My daughter is in the 3rd grade so I know a lot of 8 and 9-year-olds. They are silly and creative, loving and infuriating. They take in the world around them and make it all personal. Sometimes we call this tendency self-centeredness, but it is the age-appropriate way children experience and relate to the world around them. The weather is personal because it can cancel a field trip. (It did.) Traffic is personal because it makes a commute long and boring. (All the time.) Chocolate milk is amazing because it is delicious…and also stupid for sloshing onto a shirt. (Yep. Stupid.) My daughter has a love-hate relationship with water that is directly proportional to whether I am asking her to take a shower. The tendency of water to make a person wet is very personal.
Kids this age convey heartbreak more clearly and dramatically than adults. Sometimes it comes across as a tantrum that needs calming, but sometimes it comes across as a wake-up call. Their reactions can tell us that the things we take for granted as background noise are deeply personal.
Yesterday, my daughter told me this: “Mommy, don’t vote for Trump. My friend said if he is president she will have to leave because she is not the right religion, her religion is from another country.”
The xenophobic rhetoric of this election season has become so heated and so infused into everyday conversation that this child’s life is in suspension.
We are better than this.

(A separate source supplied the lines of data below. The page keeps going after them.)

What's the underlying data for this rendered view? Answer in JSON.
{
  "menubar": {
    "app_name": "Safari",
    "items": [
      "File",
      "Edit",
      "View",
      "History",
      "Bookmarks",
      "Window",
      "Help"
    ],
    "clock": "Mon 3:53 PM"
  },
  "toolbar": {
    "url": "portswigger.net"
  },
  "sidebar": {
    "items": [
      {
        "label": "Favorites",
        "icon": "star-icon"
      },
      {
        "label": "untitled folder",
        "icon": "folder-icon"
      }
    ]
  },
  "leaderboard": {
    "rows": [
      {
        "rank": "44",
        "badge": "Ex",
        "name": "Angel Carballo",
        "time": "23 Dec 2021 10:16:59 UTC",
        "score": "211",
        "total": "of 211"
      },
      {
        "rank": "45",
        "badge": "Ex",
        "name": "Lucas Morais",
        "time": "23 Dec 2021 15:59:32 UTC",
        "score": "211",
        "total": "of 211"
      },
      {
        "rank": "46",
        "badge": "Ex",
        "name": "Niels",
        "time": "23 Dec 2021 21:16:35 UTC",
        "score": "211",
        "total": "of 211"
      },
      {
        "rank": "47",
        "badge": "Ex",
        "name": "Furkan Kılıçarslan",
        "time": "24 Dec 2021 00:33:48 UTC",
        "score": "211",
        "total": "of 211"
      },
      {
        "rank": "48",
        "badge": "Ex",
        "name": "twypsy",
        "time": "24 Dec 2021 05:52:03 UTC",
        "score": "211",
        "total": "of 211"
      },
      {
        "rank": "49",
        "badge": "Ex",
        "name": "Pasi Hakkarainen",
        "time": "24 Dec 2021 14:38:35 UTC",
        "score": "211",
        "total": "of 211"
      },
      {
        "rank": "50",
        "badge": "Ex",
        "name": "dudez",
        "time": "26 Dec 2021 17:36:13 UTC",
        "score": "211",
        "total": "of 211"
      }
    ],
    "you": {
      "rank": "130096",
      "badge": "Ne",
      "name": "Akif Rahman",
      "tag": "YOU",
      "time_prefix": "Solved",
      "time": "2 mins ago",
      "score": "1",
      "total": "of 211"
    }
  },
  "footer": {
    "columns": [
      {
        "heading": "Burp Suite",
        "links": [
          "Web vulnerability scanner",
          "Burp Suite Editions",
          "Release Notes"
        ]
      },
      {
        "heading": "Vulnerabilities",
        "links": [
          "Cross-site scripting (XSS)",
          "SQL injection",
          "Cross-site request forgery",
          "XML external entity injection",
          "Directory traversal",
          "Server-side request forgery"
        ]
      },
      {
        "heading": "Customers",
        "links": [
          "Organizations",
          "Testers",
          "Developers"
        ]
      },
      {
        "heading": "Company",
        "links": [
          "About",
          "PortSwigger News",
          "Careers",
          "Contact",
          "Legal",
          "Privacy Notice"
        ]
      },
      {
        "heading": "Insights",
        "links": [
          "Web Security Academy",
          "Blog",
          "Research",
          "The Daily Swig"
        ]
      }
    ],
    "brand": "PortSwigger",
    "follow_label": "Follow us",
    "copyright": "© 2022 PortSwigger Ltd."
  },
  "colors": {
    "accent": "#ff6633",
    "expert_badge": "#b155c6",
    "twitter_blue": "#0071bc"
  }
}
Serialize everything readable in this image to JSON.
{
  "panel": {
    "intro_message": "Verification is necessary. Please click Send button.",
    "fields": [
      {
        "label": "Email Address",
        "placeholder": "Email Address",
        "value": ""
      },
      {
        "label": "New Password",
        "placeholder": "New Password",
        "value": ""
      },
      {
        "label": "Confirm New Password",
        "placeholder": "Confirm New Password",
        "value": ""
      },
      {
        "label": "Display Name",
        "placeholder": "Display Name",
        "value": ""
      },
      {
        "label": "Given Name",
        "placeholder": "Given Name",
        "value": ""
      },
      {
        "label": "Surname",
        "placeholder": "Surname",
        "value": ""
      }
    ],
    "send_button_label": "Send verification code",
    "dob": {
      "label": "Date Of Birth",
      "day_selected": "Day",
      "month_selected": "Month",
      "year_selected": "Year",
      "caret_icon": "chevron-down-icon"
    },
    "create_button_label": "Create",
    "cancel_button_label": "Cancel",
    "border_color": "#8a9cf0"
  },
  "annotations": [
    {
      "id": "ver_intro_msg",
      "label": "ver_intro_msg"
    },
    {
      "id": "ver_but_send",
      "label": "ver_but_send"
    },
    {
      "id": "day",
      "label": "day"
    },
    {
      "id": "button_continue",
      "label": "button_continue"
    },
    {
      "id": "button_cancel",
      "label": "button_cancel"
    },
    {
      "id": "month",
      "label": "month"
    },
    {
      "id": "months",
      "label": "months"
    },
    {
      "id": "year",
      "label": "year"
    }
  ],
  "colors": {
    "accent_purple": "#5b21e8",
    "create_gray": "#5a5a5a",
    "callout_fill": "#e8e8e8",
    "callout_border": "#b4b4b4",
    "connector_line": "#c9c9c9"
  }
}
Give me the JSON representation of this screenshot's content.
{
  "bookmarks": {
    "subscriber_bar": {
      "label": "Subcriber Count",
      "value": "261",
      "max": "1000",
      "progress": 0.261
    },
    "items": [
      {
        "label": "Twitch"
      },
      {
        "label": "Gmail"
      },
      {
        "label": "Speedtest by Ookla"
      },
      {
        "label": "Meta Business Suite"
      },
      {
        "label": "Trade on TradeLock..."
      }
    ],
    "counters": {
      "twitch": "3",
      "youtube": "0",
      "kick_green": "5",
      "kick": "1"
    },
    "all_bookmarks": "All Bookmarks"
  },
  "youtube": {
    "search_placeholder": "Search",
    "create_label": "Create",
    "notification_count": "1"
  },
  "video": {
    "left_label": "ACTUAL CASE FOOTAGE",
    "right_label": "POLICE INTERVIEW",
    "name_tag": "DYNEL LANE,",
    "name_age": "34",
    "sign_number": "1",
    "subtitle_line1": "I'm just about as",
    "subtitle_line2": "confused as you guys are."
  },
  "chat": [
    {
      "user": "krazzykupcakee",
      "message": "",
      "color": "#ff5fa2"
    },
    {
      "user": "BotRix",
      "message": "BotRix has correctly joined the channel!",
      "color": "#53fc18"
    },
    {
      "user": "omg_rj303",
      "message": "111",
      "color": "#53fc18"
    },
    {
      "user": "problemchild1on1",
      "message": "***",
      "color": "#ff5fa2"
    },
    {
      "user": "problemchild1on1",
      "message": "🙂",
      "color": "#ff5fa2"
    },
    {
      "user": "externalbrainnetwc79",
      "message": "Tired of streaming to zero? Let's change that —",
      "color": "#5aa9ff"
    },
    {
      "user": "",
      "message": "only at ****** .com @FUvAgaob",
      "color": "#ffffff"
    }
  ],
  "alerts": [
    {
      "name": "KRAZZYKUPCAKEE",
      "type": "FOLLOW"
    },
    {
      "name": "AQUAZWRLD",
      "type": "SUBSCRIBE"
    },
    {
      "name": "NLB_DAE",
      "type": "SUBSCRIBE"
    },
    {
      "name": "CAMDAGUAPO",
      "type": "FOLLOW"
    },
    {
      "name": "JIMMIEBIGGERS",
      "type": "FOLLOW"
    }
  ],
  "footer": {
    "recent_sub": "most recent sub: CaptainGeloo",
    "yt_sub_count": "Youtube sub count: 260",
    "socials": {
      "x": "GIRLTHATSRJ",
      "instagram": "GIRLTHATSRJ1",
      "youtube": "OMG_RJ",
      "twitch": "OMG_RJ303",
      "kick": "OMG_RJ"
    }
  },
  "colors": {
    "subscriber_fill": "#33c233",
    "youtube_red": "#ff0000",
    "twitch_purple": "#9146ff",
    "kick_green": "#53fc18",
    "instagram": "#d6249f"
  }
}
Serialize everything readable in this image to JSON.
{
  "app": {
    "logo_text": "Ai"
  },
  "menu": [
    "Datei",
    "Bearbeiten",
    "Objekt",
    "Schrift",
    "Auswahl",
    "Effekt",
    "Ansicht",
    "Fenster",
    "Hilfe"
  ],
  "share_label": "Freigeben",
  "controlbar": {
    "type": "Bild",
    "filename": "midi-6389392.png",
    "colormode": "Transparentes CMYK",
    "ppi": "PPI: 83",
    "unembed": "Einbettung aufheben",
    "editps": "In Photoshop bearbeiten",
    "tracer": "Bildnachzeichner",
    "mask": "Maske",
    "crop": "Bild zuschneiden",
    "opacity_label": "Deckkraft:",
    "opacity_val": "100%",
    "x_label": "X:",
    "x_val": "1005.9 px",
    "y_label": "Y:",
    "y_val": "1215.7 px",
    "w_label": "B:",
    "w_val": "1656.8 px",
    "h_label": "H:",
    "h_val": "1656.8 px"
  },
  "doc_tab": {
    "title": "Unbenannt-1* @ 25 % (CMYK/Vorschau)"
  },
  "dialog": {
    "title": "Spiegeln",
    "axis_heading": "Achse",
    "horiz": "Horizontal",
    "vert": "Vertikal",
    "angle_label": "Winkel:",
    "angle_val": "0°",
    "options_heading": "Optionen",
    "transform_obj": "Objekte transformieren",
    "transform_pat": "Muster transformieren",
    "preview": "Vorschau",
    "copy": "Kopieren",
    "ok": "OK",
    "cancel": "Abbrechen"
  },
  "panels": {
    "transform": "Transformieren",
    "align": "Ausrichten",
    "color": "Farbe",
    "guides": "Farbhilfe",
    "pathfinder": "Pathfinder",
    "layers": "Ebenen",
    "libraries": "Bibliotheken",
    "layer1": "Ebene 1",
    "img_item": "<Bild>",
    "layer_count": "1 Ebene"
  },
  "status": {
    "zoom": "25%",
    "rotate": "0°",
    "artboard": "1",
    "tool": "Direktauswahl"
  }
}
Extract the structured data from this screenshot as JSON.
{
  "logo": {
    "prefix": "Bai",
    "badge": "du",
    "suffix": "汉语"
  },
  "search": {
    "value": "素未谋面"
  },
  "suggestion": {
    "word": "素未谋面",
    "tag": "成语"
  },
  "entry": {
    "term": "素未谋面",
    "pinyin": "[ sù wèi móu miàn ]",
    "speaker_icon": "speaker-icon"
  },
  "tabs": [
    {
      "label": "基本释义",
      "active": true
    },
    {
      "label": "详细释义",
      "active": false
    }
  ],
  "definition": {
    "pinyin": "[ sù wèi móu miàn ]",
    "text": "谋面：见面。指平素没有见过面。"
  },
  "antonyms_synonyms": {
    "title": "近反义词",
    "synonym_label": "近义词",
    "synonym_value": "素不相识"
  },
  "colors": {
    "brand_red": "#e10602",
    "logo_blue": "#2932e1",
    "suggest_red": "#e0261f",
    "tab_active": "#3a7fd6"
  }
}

It is a tribute to this girl’s parents that she feels acceptable and loved by her community. But that doesn’t make it better.
Here is the kicker: this girl’s parents are legal immigrants and the family is not Muslim. Messages aimed at illegal immigrants from Mexico and adherents to Islam have now bled beyond those targets to all those who are “other” in our communities. This girl is not wrong to think she is the target of the fear and hatred she overhears in everyday political discourse – the target has grown to envelope her. And now, it has grown to include my white, Christian daughter as well.
That is what fear and hatred do, they are contagious. We can’t just blame them on a few narrow-minded people, because if fear and hatred are not checked they spread. I’m taking a cue from my favorite 3rd graders. I am taking this personally. Fear and hatred are not background noise; they target and harm real people that I know and love.
Calling out fear and hatred is age-appropriate for everyone. Make it personal, y’all.